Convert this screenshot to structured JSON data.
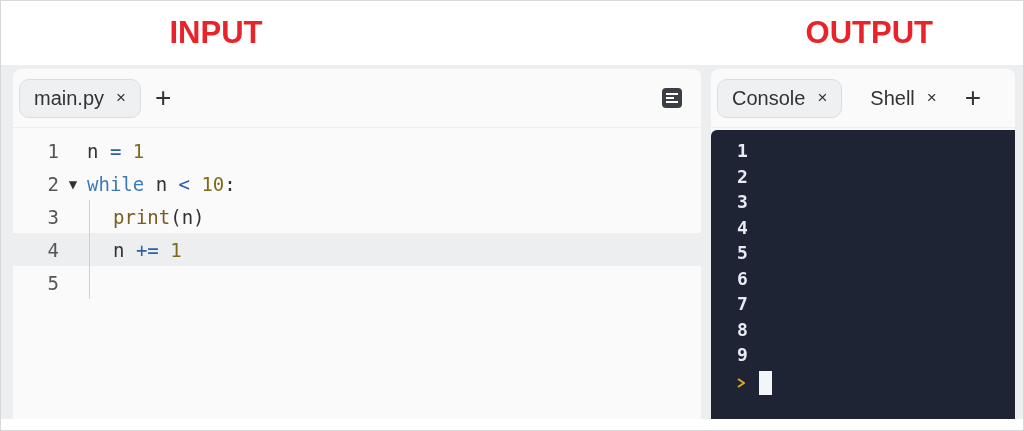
{
  "input_panel": {
    "heading": "INPUT",
    "tabs": [
      {
        "label": "main.py",
        "close": "×",
        "selected": true
      }
    ],
    "add_tab": "+",
    "editor": {
      "lines": [
        {
          "number": "1",
          "indented": false,
          "active": false,
          "tokens": [
            {
              "kind": "name",
              "text": "n"
            },
            {
              "kind": "op",
              "text": " = "
            },
            {
              "kind": "num",
              "text": "1"
            }
          ]
        },
        {
          "number": "2",
          "fold": "▼",
          "indented": false,
          "active": false,
          "tokens": [
            {
              "kind": "kw",
              "text": "while"
            },
            {
              "kind": "name",
              "text": " n "
            },
            {
              "kind": "op",
              "text": "<"
            },
            {
              "kind": "num",
              "text": " 10"
            },
            {
              "kind": "name",
              "text": ":"
            }
          ]
        },
        {
          "number": "3",
          "indented": true,
          "active": false,
          "tokens": [
            {
              "kind": "fn",
              "text": "print"
            },
            {
              "kind": "name",
              "text": "(n)"
            }
          ]
        },
        {
          "number": "4",
          "indented": true,
          "active": true,
          "tokens": [
            {
              "kind": "name",
              "text": "n "
            },
            {
              "kind": "op",
              "text": "+="
            },
            {
              "kind": "num",
              "text": " 1"
            }
          ]
        },
        {
          "number": "5",
          "indented": true,
          "active": false
        }
      ]
    }
  },
  "output_panel": {
    "heading": "OUTPUT",
    "tabs": [
      {
        "label": "Console",
        "close": "×",
        "selected": true
      },
      {
        "label": "Shell",
        "close": "×",
        "selected": false
      }
    ],
    "add_tab": "+",
    "console": {
      "lines": [
        "1",
        "2",
        "3",
        "4",
        "5",
        "6",
        "7",
        "8",
        "9"
      ]
    }
  }
}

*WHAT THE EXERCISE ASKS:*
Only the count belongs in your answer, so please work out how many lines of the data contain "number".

*REPLY TO THE EXERCISE:*
5